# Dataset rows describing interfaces
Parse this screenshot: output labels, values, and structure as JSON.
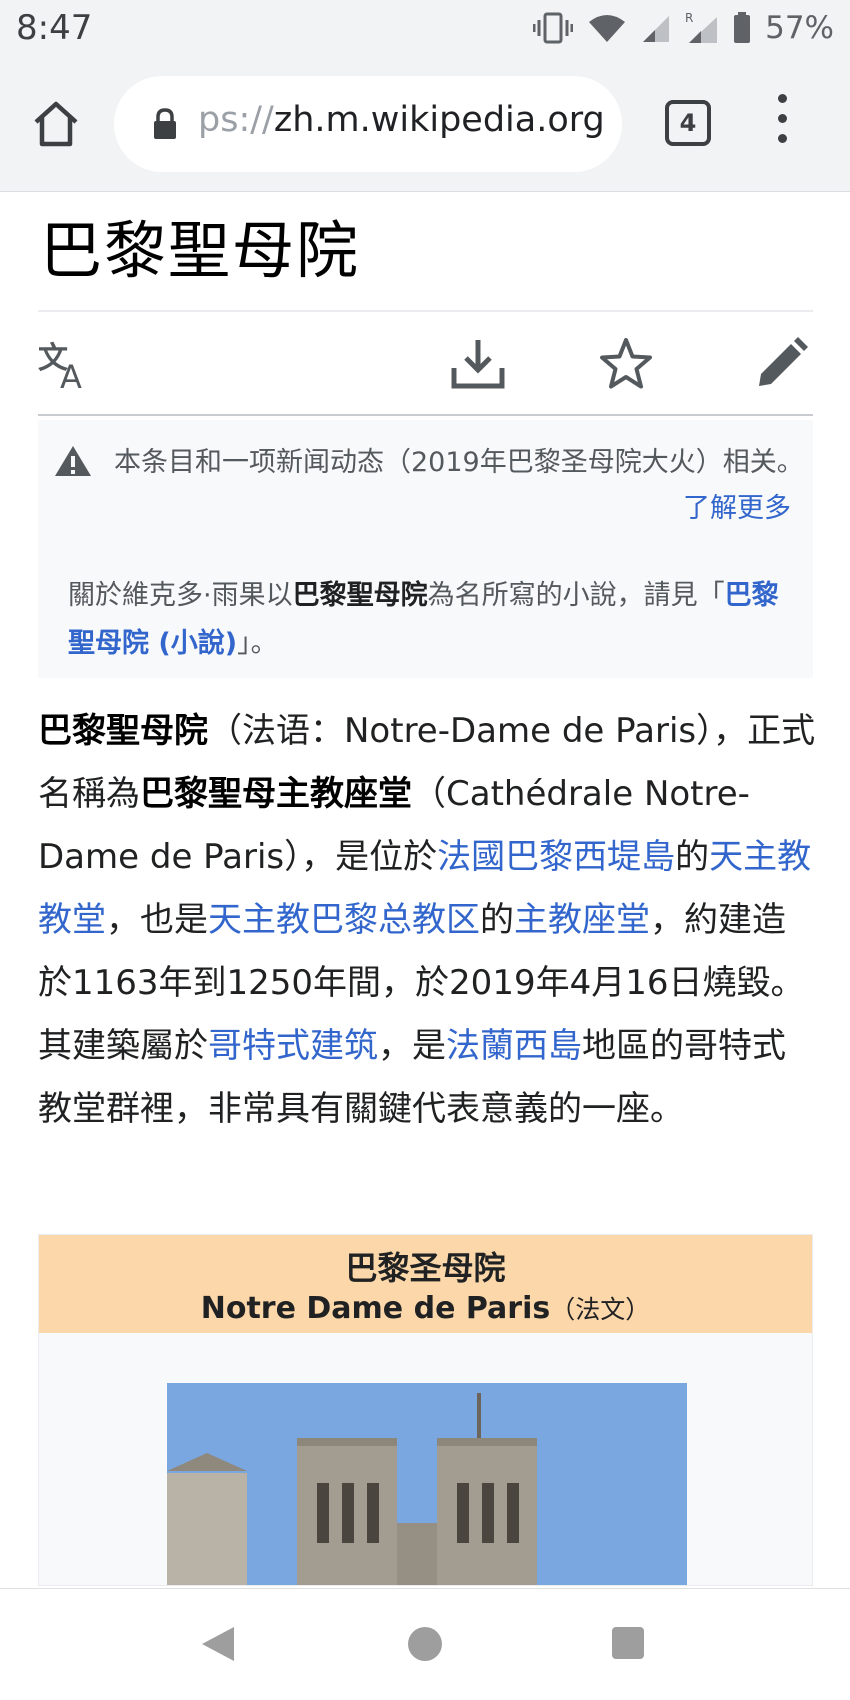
{
  "status_bar": {
    "time": "8:47",
    "battery_percent": "57%",
    "signal_label": "R"
  },
  "browser": {
    "url_prefix": "ps://",
    "url_domain": "zh.m.wikipedia.org",
    "tab_count": "4"
  },
  "page": {
    "title": "巴黎聖母院"
  },
  "notice": {
    "text": "本条目和一项新闻动态（2019年巴黎圣母院大火）相关。",
    "learn_more": "了解更多"
  },
  "hatnote": {
    "prefix": "關於維克多·雨果以",
    "bold": "巴黎聖母院",
    "middle": "為名所寫的小說，請見",
    "open_quote": "「",
    "link": "巴黎聖母院 (小說)",
    "close_quote": "」。"
  },
  "intro": {
    "bold1": "巴黎聖母院",
    "t1": "（法语：Notre-Dame de Paris），正式名稱為",
    "bold2": "巴黎聖母主教座堂",
    "t2": "（Cathédrale Notre-Dame de Paris），是位於",
    "link1": "法國巴黎西堤島",
    "t3": "的",
    "link2": "天主教教堂",
    "t4": "，也是",
    "link3": "天主教巴黎总教区",
    "t5": "的",
    "link4": "主教座堂",
    "t6": "，約建造於1163年到1250年間，於2019年4月16日燒毀。其建築屬於",
    "link5": "哥特式建筑",
    "t7": "，是",
    "link6": "法蘭西島",
    "t8": "地區的哥特式教堂群裡，非常具有關鍵代表意義的一座。"
  },
  "infobox": {
    "title": "巴黎圣母院",
    "subtitle": "Notre Dame de Paris",
    "subtitle_note": "（法文）"
  },
  "colors": {
    "link": "#3366cc",
    "infobox_header": "#fbd7a9",
    "chrome_bg": "#f1f3f4"
  }
}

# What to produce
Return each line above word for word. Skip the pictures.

# Answer
Parse this screenshot: output labels, values, and structure as JSON.
{
  "status_bar": {
    "time": "8:47",
    "battery_percent": "57%",
    "signal_label": "R"
  },
  "browser": {
    "url_prefix": "ps://",
    "url_domain": "zh.m.wikipedia.org",
    "tab_count": "4"
  },
  "page": {
    "title": "巴黎聖母院"
  },
  "notice": {
    "text": "本条目和一项新闻动态（2019年巴黎圣母院大火）相关。",
    "learn_more": "了解更多"
  },
  "hatnote": {
    "prefix": "關於維克多·雨果以",
    "bold": "巴黎聖母院",
    "middle": "為名所寫的小說，請見",
    "open_quote": "「",
    "link": "巴黎聖母院 (小說)",
    "close_quote": "」。"
  },
  "intro": {
    "bold1": "巴黎聖母院",
    "t1": "（法语：Notre-Dame de Paris），正式名稱為",
    "bold2": "巴黎聖母主教座堂",
    "t2": "（Cathédrale Notre-Dame de Paris），是位於",
    "link1": "法國巴黎西堤島",
    "t3": "的",
    "link2": "天主教教堂",
    "t4": "，也是",
    "link3": "天主教巴黎总教区",
    "t5": "的",
    "link4": "主教座堂",
    "t6": "，約建造於1163年到1250年間，於2019年4月16日燒毀。其建築屬於",
    "link5": "哥特式建筑",
    "t7": "，是",
    "link6": "法蘭西島",
    "t8": "地區的哥特式教堂群裡，非常具有關鍵代表意義的一座。"
  },
  "infobox": {
    "title": "巴黎圣母院",
    "subtitle": "Notre Dame de Paris",
    "subtitle_note": "（法文）"
  },
  "colors": {
    "link": "#3366cc",
    "infobox_header": "#fbd7a9",
    "chrome_bg": "#f1f3f4"
  }
}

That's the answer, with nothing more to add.